[WHAT YOU WILL DO] Using the records below, find every line that includes "Wohnraum" and copy it.
** Opening PROVIDED DATA block **
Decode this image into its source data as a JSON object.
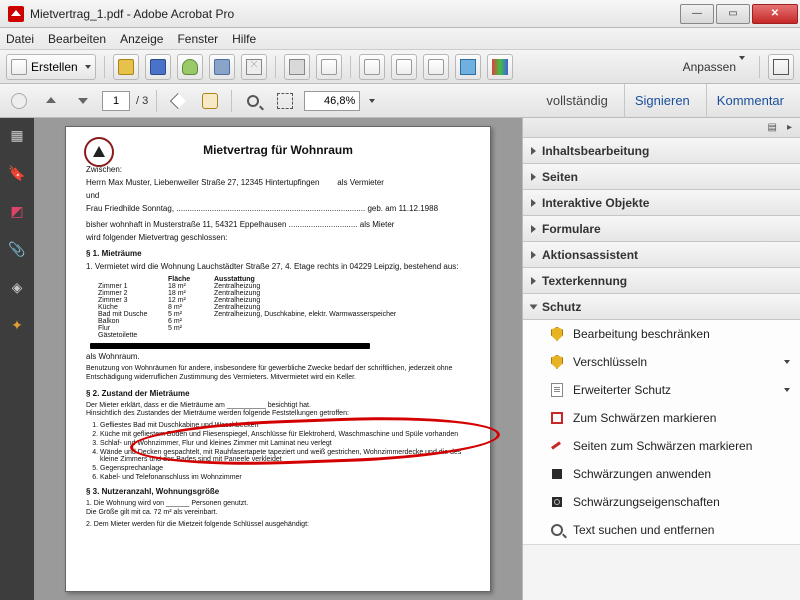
{
  "title": "Mietvertrag_1.pdf - Adobe Acrobat Pro",
  "menu": [
    "Datei",
    "Bearbeiten",
    "Anzeige",
    "Fenster",
    "Hilfe"
  ],
  "tb1": {
    "create": "Erstellen",
    "customize": "Anpassen"
  },
  "tb2": {
    "page_current": "1",
    "page_total": "/ 3",
    "zoom": "46,8%"
  },
  "topright": {
    "full": "vollständig",
    "sign": "Signieren",
    "comment": "Kommentar"
  },
  "accordions": [
    "Inhaltsbearbeitung",
    "Seiten",
    "Interaktive Objekte",
    "Formulare",
    "Aktionsassistent",
    "Texterkennung",
    "Schutz"
  ],
  "schutz_items": [
    "Bearbeitung beschränken",
    "Verschlüsseln",
    "Erweiterter Schutz",
    "Zum Schwärzen markieren",
    "Seiten zum Schwärzen markieren",
    "Schwärzungen anwenden",
    "Schwärzungseigenschaften",
    "Text suchen und entfernen"
  ],
  "doc": {
    "h1": "Mietvertrag für Wohnraum",
    "zwischen": "Zwischen:",
    "vermieter": "Herrn Max Muster, Liebenweiler Straße 27, 12345 Hintertupfingen",
    "vrole": "als Vermieter",
    "und": "und",
    "mieter": "Frau Friedhilde Sonntag, ",
    "mieter2": "geb. am 11.12.1988",
    "wohnhaft": "bisher wohnhaft in Musterstraße 11, 54321 Eppelhausen ",
    "mrole": "als Mieter",
    "closing": "wird folgender Mietvertrag geschlossen:",
    "s1": "§ 1.  Mieträume",
    "s1_1": "1.   Vermietet wird die Wohnung Lauchstädter Straße 27, 4. Etage rechts in 04229 Leipzig, bestehend aus:",
    "thead": [
      "",
      "Fläche",
      "Ausstattung"
    ],
    "rows": [
      [
        "Zimmer 1",
        "18 m²",
        "Zentralheizung"
      ],
      [
        "Zimmer 2",
        "18 m²",
        "Zentralheizung"
      ],
      [
        "Zimmer 3",
        "12 m²",
        "Zentralheizung"
      ],
      [
        "Küche",
        "8 m²",
        "Zentralheizung"
      ],
      [
        "Bad mit Dusche",
        "5 m²",
        "Zentralheizung, Duschkabine, elektr. Warmwasserspeicher"
      ],
      [
        "Balkon",
        "6 m²",
        ""
      ],
      [
        "Flur",
        "5 m²",
        ""
      ],
      [
        "Gästetoilette",
        "",
        ""
      ]
    ],
    "alsWohn": "als Wohnraum.",
    "s1_after": "Benutzung von Wohnräumen für andere, insbesondere für gewerbliche Zwecke bedarf der schriftlichen, jederzeit ohne Entschädigung widerruflichen Zustimmung des Vermieters. Mitvermietet wird ein Keller.",
    "s2": "§ 2.  Zustand der Mieträume",
    "s2_intro": "Der Mieter erklärt, dass er die Mieträume am __________ besichtigt hat.\nHinsichtlich des Zustandes der Mieträume werden folgende Feststellungen getroffen:",
    "s2_items": [
      "Gefliestes Bad mit Duschkabine und Waschbecken",
      "Küche mit gefliestem Boden und Fliesenspiegel, Anschlüsse für Elektroherd, Waschmaschine und Spüle vorhanden",
      "Schlaf- und Wohnzimmer, Flur und kleines Zimmer mit Laminat neu verlegt",
      "Wände und Decken gespachtelt, mit Rauhfasertapete tapeziert und weiß gestrichen, Wohnzimmerdecke und die des kleine Zimmers und des Bades sind mit Paneele verkleidet",
      "Gegensprechanlage",
      "Kabel- und Telefonanschluss im Wohnzimmer"
    ],
    "s3": "§ 3.  Nutzeranzahl, Wohnungsgröße",
    "s3_1": "1.   Die Wohnung wird von ______ Personen genutzt.\n      Die Größe gilt mit ca. 72 m² als vereinbart.",
    "s3_2": "2.   Dem Mieter werden für die Mietzeit folgende Schlüssel ausgehändigt:"
  }
}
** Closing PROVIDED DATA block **
[PROBLEM SOLUTION]
    "h1": "Mietvertrag für Wohnraum",
    "alsWohn": "als Wohnraum.",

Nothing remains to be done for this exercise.